- MATERIAL SUPPLIED
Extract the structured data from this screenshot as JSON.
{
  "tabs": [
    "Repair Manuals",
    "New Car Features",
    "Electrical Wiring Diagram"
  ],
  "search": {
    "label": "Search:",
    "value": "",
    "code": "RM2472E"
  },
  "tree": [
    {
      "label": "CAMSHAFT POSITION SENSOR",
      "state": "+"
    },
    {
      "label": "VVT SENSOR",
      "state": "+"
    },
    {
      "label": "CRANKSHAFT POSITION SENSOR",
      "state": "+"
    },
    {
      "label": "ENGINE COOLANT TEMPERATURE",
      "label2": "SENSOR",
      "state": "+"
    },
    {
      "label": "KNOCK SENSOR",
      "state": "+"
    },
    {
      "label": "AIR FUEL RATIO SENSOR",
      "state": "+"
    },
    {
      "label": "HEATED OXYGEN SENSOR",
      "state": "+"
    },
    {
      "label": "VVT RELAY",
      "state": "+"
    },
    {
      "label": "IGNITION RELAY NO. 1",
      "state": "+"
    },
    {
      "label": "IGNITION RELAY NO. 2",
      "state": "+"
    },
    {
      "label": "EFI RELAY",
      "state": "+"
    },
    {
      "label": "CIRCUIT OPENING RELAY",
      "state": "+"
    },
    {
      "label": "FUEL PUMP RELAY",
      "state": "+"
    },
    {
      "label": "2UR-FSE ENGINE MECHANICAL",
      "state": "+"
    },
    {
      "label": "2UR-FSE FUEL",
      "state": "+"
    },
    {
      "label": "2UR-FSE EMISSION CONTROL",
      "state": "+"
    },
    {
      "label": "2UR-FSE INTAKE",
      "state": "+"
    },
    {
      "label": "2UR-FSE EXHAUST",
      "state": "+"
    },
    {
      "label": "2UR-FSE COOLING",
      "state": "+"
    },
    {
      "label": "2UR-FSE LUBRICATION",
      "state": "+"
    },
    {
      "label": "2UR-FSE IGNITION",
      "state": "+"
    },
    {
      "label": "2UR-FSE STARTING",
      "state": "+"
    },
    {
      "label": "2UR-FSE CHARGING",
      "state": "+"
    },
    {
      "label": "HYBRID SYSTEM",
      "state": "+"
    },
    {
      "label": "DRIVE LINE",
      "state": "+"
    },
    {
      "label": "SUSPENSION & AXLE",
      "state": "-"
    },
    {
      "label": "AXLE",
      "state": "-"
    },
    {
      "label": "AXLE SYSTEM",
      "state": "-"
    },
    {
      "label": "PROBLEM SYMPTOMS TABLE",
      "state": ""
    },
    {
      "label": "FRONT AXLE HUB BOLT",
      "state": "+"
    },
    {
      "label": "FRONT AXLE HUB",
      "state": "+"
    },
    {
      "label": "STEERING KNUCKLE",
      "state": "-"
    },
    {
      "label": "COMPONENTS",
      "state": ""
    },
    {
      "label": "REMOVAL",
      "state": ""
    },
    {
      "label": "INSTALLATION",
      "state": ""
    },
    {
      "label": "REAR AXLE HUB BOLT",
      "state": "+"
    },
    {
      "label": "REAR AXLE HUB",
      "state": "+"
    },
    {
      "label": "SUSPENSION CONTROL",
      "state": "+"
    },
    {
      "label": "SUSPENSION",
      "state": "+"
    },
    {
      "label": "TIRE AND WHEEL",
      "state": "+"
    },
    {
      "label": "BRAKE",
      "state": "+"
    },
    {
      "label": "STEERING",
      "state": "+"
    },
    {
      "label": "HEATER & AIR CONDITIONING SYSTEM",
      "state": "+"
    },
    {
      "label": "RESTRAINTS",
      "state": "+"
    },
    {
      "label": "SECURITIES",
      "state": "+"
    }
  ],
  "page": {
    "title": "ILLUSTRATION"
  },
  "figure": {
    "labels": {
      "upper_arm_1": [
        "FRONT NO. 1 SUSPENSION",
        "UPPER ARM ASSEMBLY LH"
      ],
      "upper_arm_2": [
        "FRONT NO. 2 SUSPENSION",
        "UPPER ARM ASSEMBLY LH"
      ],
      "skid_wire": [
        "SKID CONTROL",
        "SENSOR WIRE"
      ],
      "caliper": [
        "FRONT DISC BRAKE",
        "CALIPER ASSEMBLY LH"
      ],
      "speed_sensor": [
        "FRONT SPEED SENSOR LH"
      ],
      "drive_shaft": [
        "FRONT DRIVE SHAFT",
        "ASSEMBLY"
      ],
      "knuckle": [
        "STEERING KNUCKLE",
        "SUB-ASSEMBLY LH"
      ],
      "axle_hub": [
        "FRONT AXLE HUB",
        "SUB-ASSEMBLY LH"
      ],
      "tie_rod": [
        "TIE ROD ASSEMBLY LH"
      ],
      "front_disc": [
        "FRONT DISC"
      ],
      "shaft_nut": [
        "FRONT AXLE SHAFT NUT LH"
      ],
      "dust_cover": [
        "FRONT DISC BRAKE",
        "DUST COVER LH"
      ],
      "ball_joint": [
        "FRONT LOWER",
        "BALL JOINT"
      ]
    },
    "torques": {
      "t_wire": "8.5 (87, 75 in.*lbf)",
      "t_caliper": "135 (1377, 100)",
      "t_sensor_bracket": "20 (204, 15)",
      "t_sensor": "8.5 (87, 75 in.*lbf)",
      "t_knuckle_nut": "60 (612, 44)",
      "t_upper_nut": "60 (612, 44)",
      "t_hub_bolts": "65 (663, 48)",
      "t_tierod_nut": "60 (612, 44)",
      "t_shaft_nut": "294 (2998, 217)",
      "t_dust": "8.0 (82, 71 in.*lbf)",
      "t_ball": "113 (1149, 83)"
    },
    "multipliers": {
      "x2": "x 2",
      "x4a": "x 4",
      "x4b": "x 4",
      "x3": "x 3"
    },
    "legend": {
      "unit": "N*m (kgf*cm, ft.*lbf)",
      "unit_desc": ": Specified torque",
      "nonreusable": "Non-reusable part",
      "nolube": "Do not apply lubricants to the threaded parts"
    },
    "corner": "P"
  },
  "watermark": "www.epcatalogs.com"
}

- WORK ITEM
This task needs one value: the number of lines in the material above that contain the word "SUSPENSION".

- WRITTEN REPLY
5